- [Work instruction]: Pull every line that includes the word "username" out of the data below and copy it.

- [Supplied entries]:

╭──

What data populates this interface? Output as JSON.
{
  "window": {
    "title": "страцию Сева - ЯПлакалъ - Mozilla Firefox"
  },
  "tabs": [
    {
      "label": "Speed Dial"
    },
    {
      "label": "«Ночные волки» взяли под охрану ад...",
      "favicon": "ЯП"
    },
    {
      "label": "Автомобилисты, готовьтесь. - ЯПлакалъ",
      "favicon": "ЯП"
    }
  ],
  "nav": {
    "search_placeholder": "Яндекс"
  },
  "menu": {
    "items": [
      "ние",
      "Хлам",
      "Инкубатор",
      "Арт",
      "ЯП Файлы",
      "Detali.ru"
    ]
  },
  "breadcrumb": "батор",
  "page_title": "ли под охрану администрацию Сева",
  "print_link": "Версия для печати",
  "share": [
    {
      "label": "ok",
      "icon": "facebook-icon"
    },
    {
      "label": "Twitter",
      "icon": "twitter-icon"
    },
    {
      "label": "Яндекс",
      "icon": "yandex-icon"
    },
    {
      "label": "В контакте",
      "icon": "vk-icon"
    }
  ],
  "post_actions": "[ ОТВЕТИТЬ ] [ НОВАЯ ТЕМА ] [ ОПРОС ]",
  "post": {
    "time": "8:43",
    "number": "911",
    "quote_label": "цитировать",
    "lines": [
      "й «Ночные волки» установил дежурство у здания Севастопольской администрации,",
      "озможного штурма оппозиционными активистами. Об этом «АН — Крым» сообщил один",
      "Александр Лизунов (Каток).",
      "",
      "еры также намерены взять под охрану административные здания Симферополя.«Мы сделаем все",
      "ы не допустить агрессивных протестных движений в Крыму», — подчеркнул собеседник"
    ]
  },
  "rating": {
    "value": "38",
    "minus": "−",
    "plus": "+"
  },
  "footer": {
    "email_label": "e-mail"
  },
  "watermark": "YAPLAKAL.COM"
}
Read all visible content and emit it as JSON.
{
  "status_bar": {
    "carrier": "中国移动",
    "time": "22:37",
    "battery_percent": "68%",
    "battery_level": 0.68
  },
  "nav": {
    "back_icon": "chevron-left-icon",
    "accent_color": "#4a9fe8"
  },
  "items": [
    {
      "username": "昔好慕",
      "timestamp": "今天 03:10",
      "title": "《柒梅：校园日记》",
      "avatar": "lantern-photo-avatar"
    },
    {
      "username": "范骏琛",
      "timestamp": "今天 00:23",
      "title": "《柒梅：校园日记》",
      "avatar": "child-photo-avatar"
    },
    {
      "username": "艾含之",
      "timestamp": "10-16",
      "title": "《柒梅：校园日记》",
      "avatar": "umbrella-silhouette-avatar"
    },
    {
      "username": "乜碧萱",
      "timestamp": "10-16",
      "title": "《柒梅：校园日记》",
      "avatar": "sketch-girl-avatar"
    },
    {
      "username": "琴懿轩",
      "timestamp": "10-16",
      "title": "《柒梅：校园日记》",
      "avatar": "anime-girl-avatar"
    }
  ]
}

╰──

- [Response to this task]:
      "username": "昔好慕",
      "username": "范骏琛",
      "username": "艾含之",
      "username": "乜碧萱",
      "username": "琴懿轩",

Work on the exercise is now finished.